### [Required action]
Filter the listing so that only lines with the word "annotation" remain.

### [Records provided]
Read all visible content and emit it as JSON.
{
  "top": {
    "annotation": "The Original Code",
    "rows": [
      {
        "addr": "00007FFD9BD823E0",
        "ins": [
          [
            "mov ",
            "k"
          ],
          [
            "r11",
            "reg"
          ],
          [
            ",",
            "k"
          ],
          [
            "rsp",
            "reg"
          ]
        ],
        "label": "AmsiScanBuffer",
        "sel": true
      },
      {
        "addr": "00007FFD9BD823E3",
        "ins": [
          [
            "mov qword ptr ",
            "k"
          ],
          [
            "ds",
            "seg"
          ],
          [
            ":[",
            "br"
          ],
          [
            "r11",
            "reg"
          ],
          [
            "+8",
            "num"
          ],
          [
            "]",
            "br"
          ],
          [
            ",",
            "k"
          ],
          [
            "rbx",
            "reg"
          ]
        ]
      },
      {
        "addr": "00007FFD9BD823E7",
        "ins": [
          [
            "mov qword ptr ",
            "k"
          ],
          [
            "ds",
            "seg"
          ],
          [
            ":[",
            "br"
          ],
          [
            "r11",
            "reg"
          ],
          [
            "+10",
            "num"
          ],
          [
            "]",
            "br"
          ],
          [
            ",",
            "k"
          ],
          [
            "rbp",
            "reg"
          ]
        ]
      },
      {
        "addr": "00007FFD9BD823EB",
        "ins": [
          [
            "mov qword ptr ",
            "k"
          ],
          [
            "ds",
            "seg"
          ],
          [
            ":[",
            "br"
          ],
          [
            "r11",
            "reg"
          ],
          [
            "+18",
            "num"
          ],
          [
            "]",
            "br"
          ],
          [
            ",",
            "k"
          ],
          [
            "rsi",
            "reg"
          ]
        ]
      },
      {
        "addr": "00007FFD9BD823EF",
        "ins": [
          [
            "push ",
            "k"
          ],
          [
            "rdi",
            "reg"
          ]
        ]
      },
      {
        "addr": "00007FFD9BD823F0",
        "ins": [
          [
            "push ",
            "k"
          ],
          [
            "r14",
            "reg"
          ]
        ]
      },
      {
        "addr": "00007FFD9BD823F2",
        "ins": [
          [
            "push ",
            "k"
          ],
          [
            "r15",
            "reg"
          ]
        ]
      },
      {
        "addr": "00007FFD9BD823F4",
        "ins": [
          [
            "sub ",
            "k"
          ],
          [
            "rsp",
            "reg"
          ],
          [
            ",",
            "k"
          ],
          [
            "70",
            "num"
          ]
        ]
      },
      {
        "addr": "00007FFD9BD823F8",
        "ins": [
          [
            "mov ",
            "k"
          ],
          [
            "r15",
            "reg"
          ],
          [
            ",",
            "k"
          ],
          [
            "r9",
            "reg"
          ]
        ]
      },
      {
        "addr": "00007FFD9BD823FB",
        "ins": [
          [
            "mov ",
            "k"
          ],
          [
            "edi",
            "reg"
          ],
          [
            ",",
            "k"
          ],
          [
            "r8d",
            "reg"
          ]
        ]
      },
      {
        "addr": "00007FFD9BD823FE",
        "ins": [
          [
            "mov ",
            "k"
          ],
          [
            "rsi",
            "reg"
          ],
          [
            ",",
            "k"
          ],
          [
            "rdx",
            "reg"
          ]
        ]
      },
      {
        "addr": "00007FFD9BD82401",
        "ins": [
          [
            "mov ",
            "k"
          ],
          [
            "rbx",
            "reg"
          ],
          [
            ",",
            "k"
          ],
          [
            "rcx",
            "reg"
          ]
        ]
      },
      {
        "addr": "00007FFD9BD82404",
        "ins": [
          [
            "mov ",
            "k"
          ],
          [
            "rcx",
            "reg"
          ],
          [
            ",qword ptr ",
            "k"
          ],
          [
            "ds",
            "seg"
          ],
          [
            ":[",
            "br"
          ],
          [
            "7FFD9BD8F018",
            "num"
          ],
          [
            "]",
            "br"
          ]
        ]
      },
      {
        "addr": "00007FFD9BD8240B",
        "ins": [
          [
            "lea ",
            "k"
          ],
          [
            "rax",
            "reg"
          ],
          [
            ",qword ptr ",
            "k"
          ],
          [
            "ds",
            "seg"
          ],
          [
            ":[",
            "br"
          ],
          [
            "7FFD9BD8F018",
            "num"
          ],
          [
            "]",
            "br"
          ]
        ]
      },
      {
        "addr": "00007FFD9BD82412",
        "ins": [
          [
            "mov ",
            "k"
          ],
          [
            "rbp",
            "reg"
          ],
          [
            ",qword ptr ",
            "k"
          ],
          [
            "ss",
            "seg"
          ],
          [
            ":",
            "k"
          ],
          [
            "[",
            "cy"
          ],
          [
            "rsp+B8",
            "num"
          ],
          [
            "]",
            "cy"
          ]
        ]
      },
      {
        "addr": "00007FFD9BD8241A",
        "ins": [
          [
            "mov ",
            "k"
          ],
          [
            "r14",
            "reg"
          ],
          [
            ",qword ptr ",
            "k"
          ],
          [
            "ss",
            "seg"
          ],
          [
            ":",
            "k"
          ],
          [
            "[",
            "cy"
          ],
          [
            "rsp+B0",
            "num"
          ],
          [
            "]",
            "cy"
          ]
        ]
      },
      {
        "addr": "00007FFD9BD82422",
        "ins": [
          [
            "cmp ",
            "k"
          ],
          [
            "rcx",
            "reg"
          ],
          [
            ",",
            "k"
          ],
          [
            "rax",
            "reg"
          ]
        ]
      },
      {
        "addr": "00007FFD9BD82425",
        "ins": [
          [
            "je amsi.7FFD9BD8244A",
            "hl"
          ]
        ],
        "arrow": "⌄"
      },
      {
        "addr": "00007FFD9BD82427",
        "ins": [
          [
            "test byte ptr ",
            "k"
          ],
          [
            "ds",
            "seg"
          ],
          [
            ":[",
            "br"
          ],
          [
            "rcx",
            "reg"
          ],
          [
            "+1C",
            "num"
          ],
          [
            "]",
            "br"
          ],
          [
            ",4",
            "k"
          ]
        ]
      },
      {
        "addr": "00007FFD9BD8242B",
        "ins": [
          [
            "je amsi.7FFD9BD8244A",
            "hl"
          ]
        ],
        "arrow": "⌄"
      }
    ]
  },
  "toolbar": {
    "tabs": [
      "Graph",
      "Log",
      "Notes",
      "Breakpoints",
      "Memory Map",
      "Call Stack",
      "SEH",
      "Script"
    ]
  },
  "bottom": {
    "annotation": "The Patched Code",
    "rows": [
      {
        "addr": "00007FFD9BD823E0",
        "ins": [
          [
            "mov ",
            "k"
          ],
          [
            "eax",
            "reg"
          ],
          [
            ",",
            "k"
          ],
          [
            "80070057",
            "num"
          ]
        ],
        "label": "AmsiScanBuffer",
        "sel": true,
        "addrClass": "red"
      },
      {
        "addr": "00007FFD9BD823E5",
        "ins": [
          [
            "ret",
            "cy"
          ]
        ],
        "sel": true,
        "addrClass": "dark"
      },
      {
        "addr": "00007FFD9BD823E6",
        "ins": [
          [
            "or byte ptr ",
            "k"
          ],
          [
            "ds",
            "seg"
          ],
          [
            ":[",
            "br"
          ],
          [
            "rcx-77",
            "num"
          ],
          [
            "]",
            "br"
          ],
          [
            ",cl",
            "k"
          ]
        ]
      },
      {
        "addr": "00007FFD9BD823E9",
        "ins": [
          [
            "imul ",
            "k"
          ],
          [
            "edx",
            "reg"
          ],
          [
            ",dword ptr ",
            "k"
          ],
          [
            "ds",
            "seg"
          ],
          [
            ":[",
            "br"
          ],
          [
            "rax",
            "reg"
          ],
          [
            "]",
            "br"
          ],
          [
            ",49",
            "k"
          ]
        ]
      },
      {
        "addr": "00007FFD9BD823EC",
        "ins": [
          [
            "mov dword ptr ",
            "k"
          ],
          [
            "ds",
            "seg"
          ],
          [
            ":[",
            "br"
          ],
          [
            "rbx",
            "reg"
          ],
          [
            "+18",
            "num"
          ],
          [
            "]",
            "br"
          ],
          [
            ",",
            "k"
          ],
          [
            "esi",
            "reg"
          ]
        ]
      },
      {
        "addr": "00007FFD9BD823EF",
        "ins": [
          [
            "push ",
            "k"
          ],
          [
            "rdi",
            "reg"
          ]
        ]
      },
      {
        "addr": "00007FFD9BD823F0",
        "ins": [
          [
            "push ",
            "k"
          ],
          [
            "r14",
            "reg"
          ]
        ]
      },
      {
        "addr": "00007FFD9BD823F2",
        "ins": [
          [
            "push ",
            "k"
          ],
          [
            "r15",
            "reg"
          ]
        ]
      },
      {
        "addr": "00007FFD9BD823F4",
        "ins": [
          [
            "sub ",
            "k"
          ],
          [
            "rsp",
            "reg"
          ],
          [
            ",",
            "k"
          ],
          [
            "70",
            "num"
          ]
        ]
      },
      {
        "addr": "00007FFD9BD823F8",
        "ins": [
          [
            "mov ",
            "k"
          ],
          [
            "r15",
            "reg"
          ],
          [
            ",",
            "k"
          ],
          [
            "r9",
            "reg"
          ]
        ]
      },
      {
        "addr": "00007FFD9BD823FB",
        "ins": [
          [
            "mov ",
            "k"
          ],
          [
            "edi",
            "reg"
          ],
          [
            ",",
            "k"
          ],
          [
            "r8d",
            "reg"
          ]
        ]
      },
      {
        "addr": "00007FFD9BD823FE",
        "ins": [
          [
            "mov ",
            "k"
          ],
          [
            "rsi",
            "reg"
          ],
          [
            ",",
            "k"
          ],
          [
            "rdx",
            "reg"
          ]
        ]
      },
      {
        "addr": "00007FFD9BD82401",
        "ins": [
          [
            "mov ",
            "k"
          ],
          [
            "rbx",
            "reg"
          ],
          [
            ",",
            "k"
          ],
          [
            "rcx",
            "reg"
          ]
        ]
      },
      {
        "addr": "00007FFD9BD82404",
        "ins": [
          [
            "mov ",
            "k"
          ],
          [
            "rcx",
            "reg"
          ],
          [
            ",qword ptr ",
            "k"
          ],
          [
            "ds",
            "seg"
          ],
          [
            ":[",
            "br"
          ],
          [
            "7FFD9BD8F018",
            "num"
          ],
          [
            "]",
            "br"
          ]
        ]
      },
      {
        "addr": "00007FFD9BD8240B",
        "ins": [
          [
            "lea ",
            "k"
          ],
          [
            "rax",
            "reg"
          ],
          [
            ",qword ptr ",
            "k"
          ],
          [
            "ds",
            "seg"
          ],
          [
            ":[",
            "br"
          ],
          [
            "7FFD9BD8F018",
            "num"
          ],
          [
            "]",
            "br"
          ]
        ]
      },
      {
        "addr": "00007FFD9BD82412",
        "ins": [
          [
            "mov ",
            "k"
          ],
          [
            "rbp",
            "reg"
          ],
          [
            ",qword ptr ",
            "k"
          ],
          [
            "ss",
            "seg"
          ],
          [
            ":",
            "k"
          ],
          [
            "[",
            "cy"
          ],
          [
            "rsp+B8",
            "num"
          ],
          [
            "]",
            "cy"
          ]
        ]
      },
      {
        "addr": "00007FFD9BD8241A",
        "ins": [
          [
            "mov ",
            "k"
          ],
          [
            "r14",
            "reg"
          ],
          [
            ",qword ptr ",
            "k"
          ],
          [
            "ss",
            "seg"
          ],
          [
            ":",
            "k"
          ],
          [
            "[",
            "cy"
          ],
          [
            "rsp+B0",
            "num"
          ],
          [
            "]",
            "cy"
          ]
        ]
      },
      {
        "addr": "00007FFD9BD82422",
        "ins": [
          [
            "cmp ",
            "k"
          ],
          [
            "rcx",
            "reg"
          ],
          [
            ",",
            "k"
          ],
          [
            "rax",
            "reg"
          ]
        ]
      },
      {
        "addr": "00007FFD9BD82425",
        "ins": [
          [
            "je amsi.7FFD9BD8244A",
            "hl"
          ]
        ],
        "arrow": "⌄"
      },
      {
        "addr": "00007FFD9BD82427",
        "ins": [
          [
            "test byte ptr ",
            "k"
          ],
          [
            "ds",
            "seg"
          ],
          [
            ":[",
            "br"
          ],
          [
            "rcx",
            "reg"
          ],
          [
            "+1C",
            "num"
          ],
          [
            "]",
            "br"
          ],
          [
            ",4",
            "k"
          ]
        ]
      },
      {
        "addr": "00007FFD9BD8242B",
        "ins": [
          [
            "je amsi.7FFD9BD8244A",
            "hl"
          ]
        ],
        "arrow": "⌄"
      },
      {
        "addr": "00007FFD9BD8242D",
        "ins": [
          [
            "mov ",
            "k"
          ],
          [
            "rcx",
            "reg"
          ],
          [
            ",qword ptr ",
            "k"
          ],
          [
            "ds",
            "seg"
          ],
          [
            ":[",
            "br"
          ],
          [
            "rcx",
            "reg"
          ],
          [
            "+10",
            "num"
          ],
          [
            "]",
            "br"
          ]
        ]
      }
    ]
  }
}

### [Solution for this exercise]
    "annotation": "The Original Code",
    "annotation": "The Patched Code",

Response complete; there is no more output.